What it is: Deep relaxation is used to help people become more aware of their inner thoughts. This can help them overcome mental blocks that have previously stopped them from dealing with anxiety, fear, low self-esteem, pain, insomnia and unwanted habits.
Why use it: Hypnotherapy can improve mental wellbeing and quality of life.
What to expect: Your therapist will take a case history and then lead you into a deeply relaxed state, known as an altered state of consciousness. Being in a relaxed state allows your subconscious to focus on your treatment goals, which then become more achievable for your conscious mind.
Evidence: Hypnotherapy has been clinically tested with good results for helping people cope with pain and anxiety. Some studies show promising results for women who had a brief session before surgery, helping them cope with pain and nausea after surgery.
What it is: It is a way of using visual art to express feelings. An art therapist helps you explore the images you have created to encourage understanding of your emotions and concerns.
Why use it: You can work through issues that surface from your art. Other benefits include solving problems, improved mood and stress reduction.
What to expect: Art therapy may be done individually or in groups; some hospitals run programs. You do not need artistic talent to participate or benefit - the emphasis is in the production of a work, not the end result. Your art may be created any way: drawing, painting, collage, sculpture or digitally. You will have an opportunity to discuss the work with the therapist - either the process of producing it or what the end result means to you.
Evidence: Anecdotal evidence suggests art therapy improves coping, emotional wellbeing and quality of life.
What it is: It uses music to improve health and wellbeing. A music therapist helps people engage with different aspects of music.
Evidence: Some studies show that music therapy can help people with cancer improve their quality of life by making them feel better and by reducing side effects of treatment such as anxiety and nausea.
What it is: Life coaching is about helping people develop their personal, spiritual, physical and professional lives. It encourages people to live enjoyable lives, and is focused on finding solutions and getting results.
Why use it: Life coaching allows people to make positive changes for their future.
What to expect: Your life coach will help you clarify your thoughts about what you want in life, and to reassess your beliefs, values and rules that may have prevented you from experiencing fulfilment in the past. Sessions can be face to face, over the phone or over the internet.
Evidence: There is limited clinical evidence available about the benefits of life coaching. However exploratory studies have shown that people using life coaching can have a better quality of life.
What it is: Spirituality is a very individual concept. For some, it may mean being part of an organised religion such as Christianity, Judaism, Islam or Buddhism. For others, spirituality may reflect their own individual beliefs about the universe and their place in it, or a search for meaning and purpose to their lives. Often when people are diagnosed with cancer, this aspect of their lives becomes more important.
Why use it: People often find comfort in prayer, meditation or quiet contemplation.
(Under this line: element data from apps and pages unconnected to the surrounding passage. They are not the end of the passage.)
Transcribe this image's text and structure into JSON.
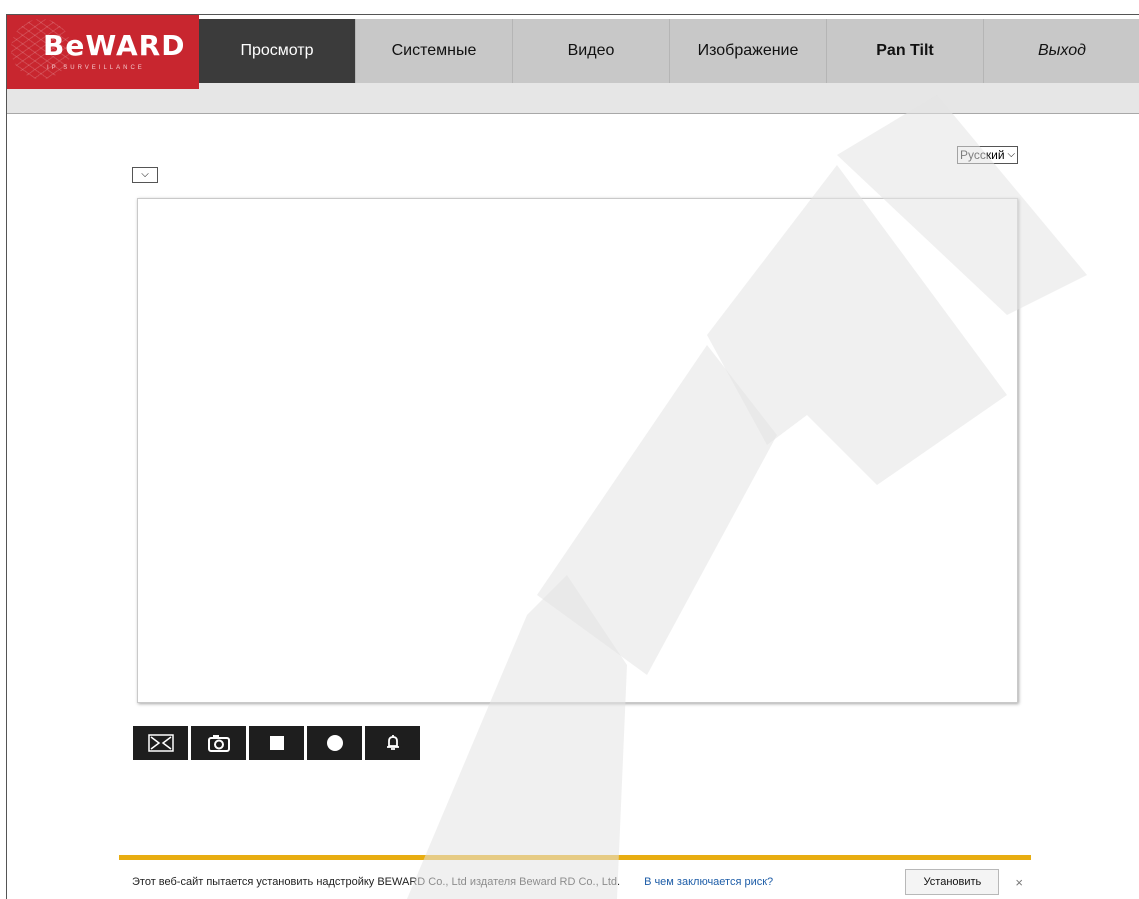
{
  "logo": {
    "word": "BeWARD",
    "sub": "IP SURVEILLANCE"
  },
  "nav": {
    "tabs": [
      "Просмотр",
      "Системные",
      "Видео",
      "Изображение",
      "Pan Tilt",
      "Выход"
    ]
  },
  "language": {
    "selected": "Русский"
  },
  "controls": {
    "icons": [
      "fullscreen-icon",
      "snapshot-icon",
      "stop-icon",
      "record-icon",
      "alarm-bell-icon"
    ]
  },
  "notification": {
    "text": "Этот веб-сайт пытается установить надстройку BEWARD Co., Ltd издателя Beward RD Co., Ltd.",
    "link": "В чем заключается риск?",
    "install_label": "Установить",
    "close": "×"
  },
  "colors": {
    "brand": "#c8262f",
    "active_tab": "#3b3b3b",
    "notify_accent": "#e8ad11"
  }
}
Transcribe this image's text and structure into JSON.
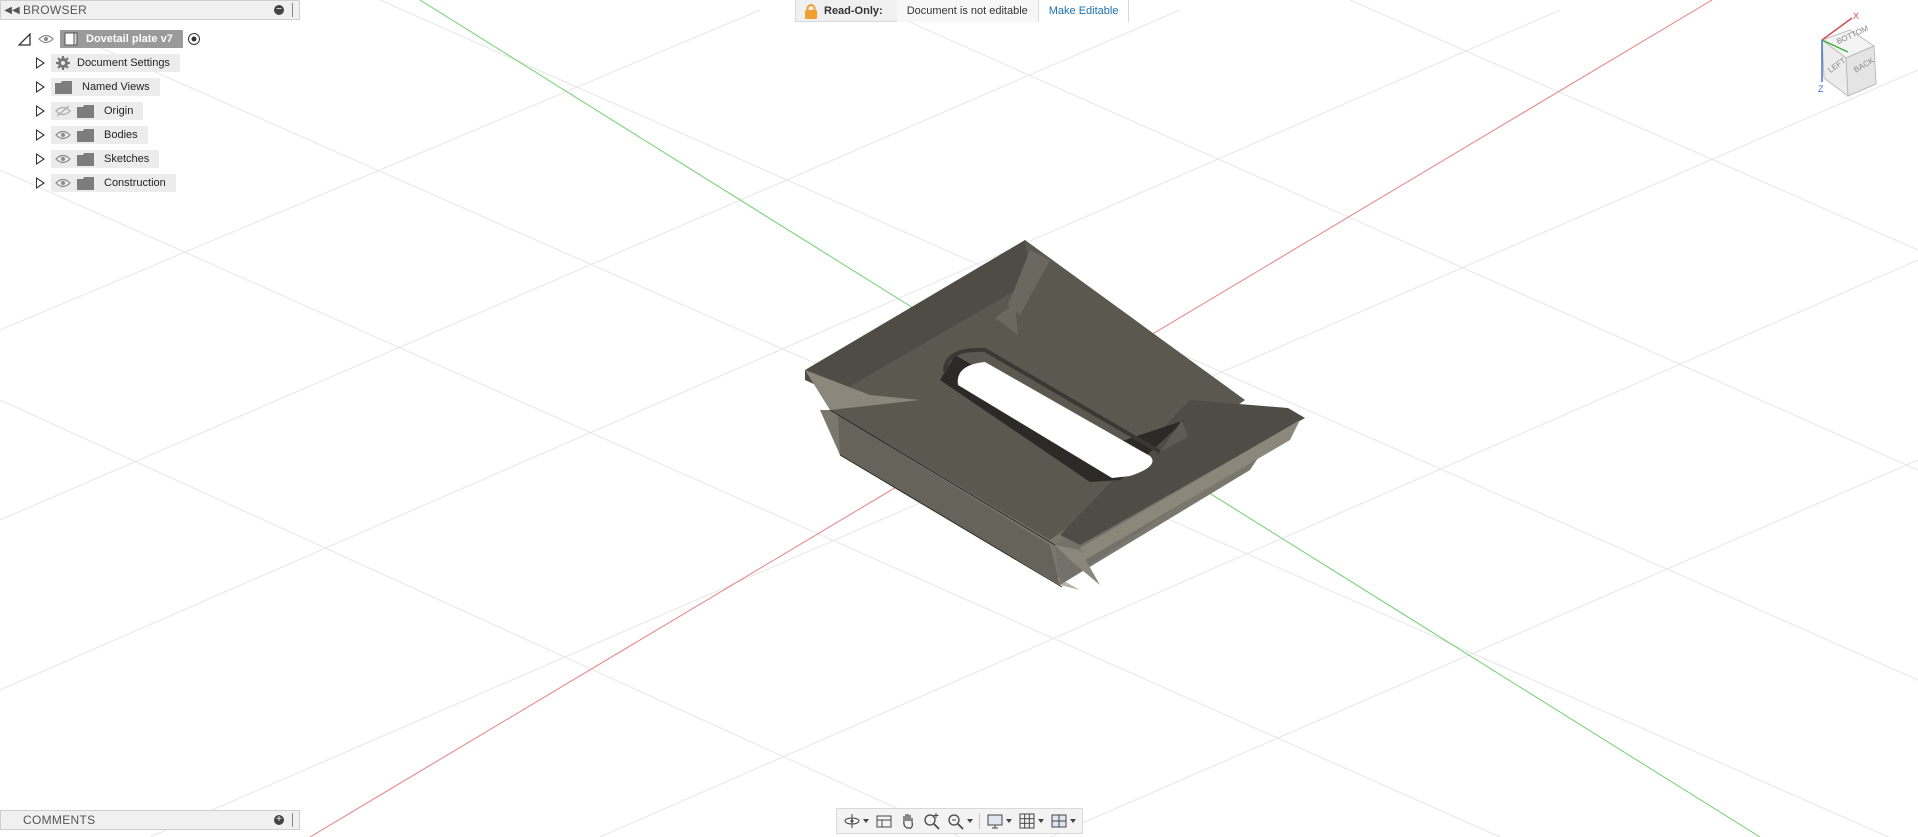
{
  "browser": {
    "title": "BROWSER",
    "root": {
      "label": "Dovetail plate v7"
    },
    "items": [
      {
        "label": "Document Settings",
        "icon": "gear-icon"
      },
      {
        "label": "Named Views",
        "icon": "folder-icon"
      },
      {
        "label": "Origin",
        "icon": "folder-icon",
        "visibility": "hidden"
      },
      {
        "label": "Bodies",
        "icon": "folder-icon",
        "visibility": "visible"
      },
      {
        "label": "Sketches",
        "icon": "folder-icon",
        "visibility": "visible"
      },
      {
        "label": "Construction",
        "icon": "folder-icon",
        "visibility": "visible"
      }
    ]
  },
  "banner": {
    "readonly_label": "Read-Only:",
    "message": "Document is not editable",
    "make_editable": "Make Editable",
    "accent": "#1a6fb5",
    "lock_color": "#f0a030"
  },
  "comments": {
    "title": "COMMENTS"
  },
  "viewcube": {
    "faces": [
      "BOTTOM",
      "LEFT",
      "BACK"
    ],
    "axes": [
      "X",
      "Y",
      "Z"
    ]
  },
  "nav_toolbar": {
    "tools": [
      "orbit-icon",
      "look-at-icon",
      "pan-icon",
      "zoom-icon",
      "zoom-window-icon",
      "display-settings-icon",
      "grid-icon",
      "viewports-icon"
    ]
  },
  "colors": {
    "x_axis": "#e88080",
    "y_axis": "#6fd06f",
    "grid": "#e6e6e6",
    "model": "#57544c"
  }
}
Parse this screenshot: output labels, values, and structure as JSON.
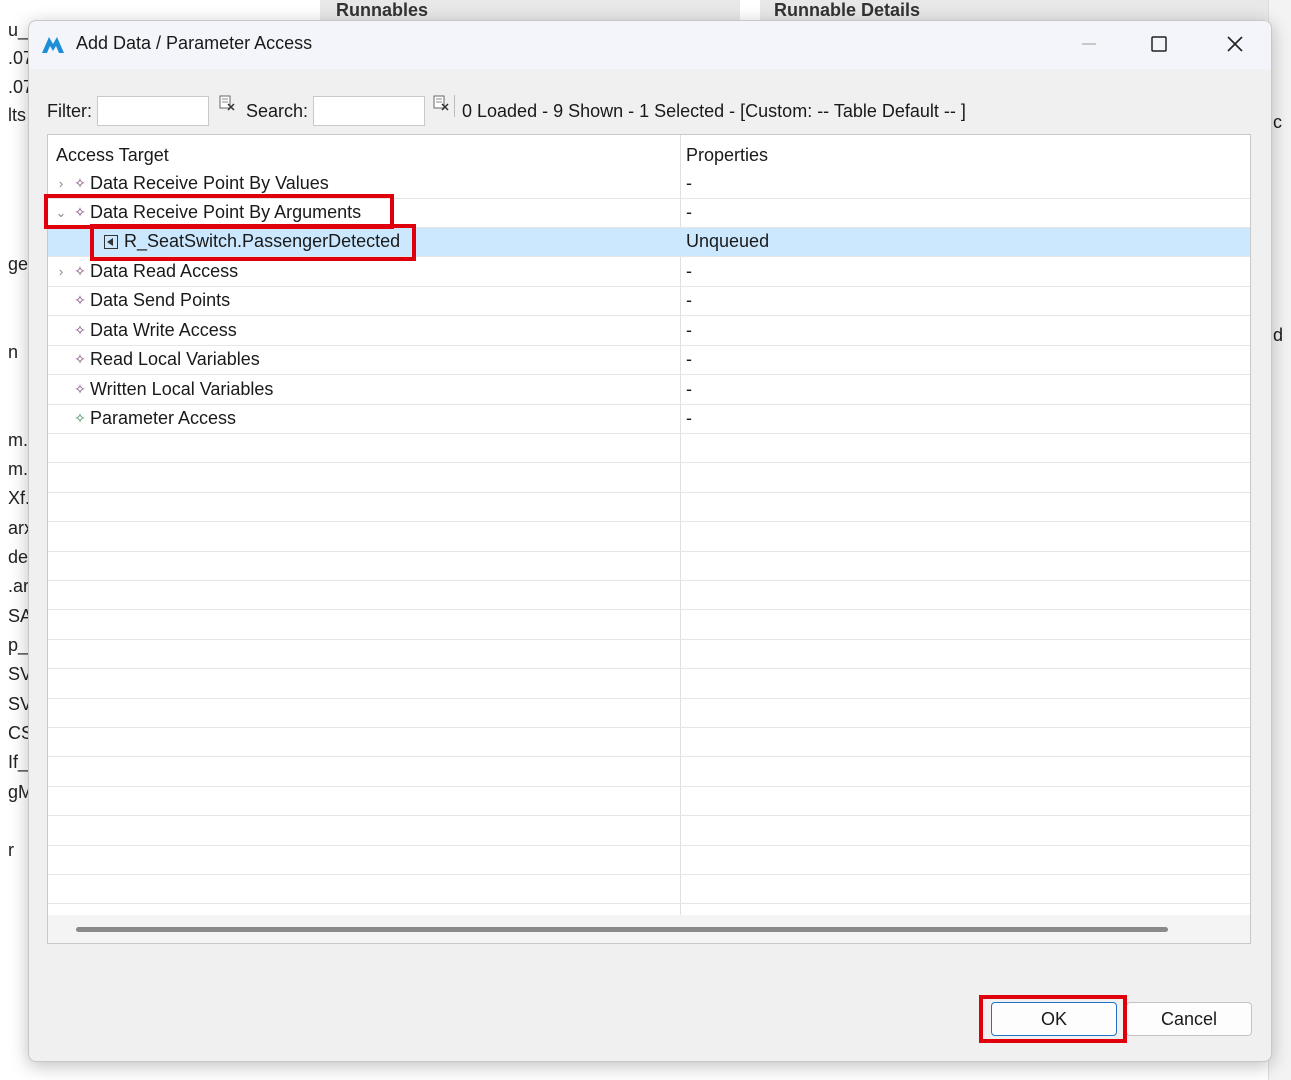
{
  "background": {
    "left_fragments": [
      "u_",
      ".07",
      ".07",
      "lts",
      "ge",
      "n",
      "m.a",
      "m.a",
      "Xf.",
      "arx",
      "de",
      ".ar",
      "SA",
      "p_",
      "SV",
      "SV",
      "CS",
      "If_",
      "gM",
      "r"
    ],
    "runnables_header": "Runnables",
    "runnable_details_header": "Runnable Details",
    "right_fragments": [
      "c",
      "d"
    ]
  },
  "dialog": {
    "title": "Add Data / Parameter Access",
    "filter_label": "Filter:",
    "filter_value": "",
    "search_label": "Search:",
    "search_value": "",
    "status": "0 Loaded - 9 Shown - 1 Selected -  [Custom: -- Table Default -- ]",
    "columns": [
      "Access Target",
      "Properties"
    ],
    "rows": [
      {
        "label": "Data Receive Point By Values",
        "prop": "-"
      },
      {
        "label": "Data Receive Point By Arguments",
        "prop": "-"
      },
      {
        "label": "R_SeatSwitch.PassengerDetected",
        "prop": "Unqueued"
      },
      {
        "label": "Data Read Access",
        "prop": "-"
      },
      {
        "label": "Data Send Points",
        "prop": "-"
      },
      {
        "label": "Data Write Access",
        "prop": "-"
      },
      {
        "label": "Read Local Variables",
        "prop": "-"
      },
      {
        "label": "Written Local Variables",
        "prop": "-"
      },
      {
        "label": "Parameter Access",
        "prop": "-"
      }
    ],
    "ok_label": "OK",
    "cancel_label": "Cancel"
  },
  "colors": {
    "selection": "#cce8ff",
    "annotation_red": "#e0000b",
    "ok_border": "#1f74c8"
  }
}
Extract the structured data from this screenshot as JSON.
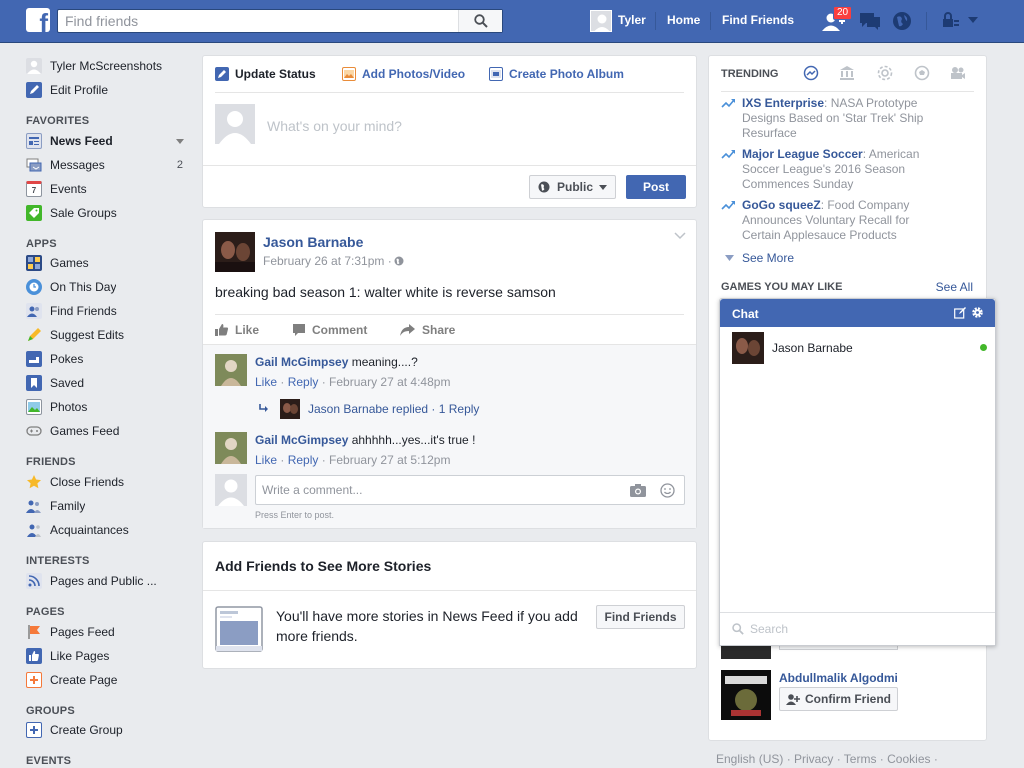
{
  "topbar": {
    "logo": "f",
    "search_placeholder": "Find friends",
    "user_name": "Tyler",
    "home": "Home",
    "find_friends": "Find Friends",
    "friend_request_count": "20"
  },
  "left_nav": {
    "profile_name": "Tyler McScreenshots",
    "edit_profile": "Edit Profile",
    "sections": {
      "favorites": "FAVORITES",
      "apps": "APPS",
      "friends": "FRIENDS",
      "interests": "INTERESTS",
      "pages": "PAGES",
      "groups": "GROUPS",
      "events": "EVENTS"
    },
    "favorites": [
      {
        "label": "News Feed",
        "icon": "news-feed-icon"
      },
      {
        "label": "Messages",
        "icon": "messages-icon",
        "count": "2"
      },
      {
        "label": "Events",
        "icon": "calendar-icon",
        "cal_day": "7"
      },
      {
        "label": "Sale Groups",
        "icon": "price-tag-icon"
      }
    ],
    "apps": [
      {
        "label": "Games",
        "icon": "games-icon"
      },
      {
        "label": "On This Day",
        "icon": "clock-icon"
      },
      {
        "label": "Find Friends",
        "icon": "find-friends-icon"
      },
      {
        "label": "Suggest Edits",
        "icon": "pencil-icon"
      },
      {
        "label": "Pokes",
        "icon": "poke-icon"
      },
      {
        "label": "Saved",
        "icon": "bookmark-icon"
      },
      {
        "label": "Photos",
        "icon": "photos-icon"
      },
      {
        "label": "Games Feed",
        "icon": "gamepad-icon"
      }
    ],
    "friends": [
      {
        "label": "Close Friends",
        "icon": "star-icon"
      },
      {
        "label": "Family",
        "icon": "family-icon"
      },
      {
        "label": "Acquaintances",
        "icon": "acquaintances-icon"
      }
    ],
    "interests": [
      {
        "label": "Pages and Public ...",
        "icon": "rss-icon"
      }
    ],
    "pages": [
      {
        "label": "Pages Feed",
        "icon": "flag-icon"
      },
      {
        "label": "Like Pages",
        "icon": "thumbs-up-icon"
      },
      {
        "label": "Create Page",
        "icon": "plus-icon"
      }
    ],
    "groups": [
      {
        "label": "Create Group",
        "icon": "plus-icon"
      }
    ]
  },
  "composer": {
    "update_status": "Update Status",
    "add_photos": "Add Photos/Video",
    "create_album": "Create Photo Album",
    "placeholder": "What's on your mind?",
    "audience": "Public",
    "post": "Post"
  },
  "post": {
    "author": "Jason Barnabe",
    "time": "February 26 at 7:31pm · ",
    "text": "breaking bad season 1: walter white is reverse samson",
    "like": "Like",
    "comment": "Comment",
    "share": "Share",
    "comments": [
      {
        "author": "Gail McGimpsey",
        "text": " meaning....?",
        "like": "Like",
        "reply": "Reply",
        "time": "February 27 at 4:48pm"
      },
      {
        "author": "Gail McGimpsey",
        "text": " ahhhhh...yes...it's true !",
        "like": "Like",
        "reply": "Reply",
        "time": "February 27 at 5:12pm"
      }
    ],
    "reply_summary": "Jason Barnabe replied · 1 Reply",
    "comment_placeholder": "Write a comment...",
    "press_enter": "Press Enter to post."
  },
  "add_friends": {
    "title": "Add Friends to See More Stories",
    "text": "You'll have more stories in News Feed if you add more friends.",
    "button": "Find Friends"
  },
  "trending": {
    "title": "TRENDING",
    "items": [
      {
        "name": "IXS Enterprise",
        "desc": ": NASA Prototype Designs Based on 'Star Trek' Ship Resurface"
      },
      {
        "name": "Major League Soccer",
        "desc": ": American Soccer League's 2016 Season Commences Sunday"
      },
      {
        "name": "GoGo squeeZ",
        "desc": ": Food Company Announces Voluntary Recall for Certain Applesauce Products"
      }
    ],
    "see_more": "See More"
  },
  "games": {
    "title": "GAMES YOU MAY LIKE",
    "see_all": "See All"
  },
  "suggestion": {
    "name": "Abdullmalik Algodmi",
    "button": "Confirm Friend"
  },
  "footer": "English (US) · Privacy · Terms · Cookies ·",
  "chat": {
    "title": "Chat",
    "contacts": [
      {
        "name": "Jason Barnabe",
        "online": true
      }
    ],
    "search_placeholder": "Search"
  },
  "colors": {
    "brand_blue": "#4267b2",
    "link_blue": "#365899",
    "badge_red": "#fa3e3e",
    "online_green": "#42b72a"
  }
}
Receiving pastoral care from a religious or spiritual adviser or a hospital chaplain can often help people, even if they are not part of an organised religion.
What to expect: If you are part of a spiritual or religious community, you may benefit from:
- prayer or meditation groups
- a feeling of unity from the congregation
- healing services for the sick
- practical and spiritual support offered by members of your religious community.
Evidence: There is growing scientific evidence of a positive link between spirituality and health.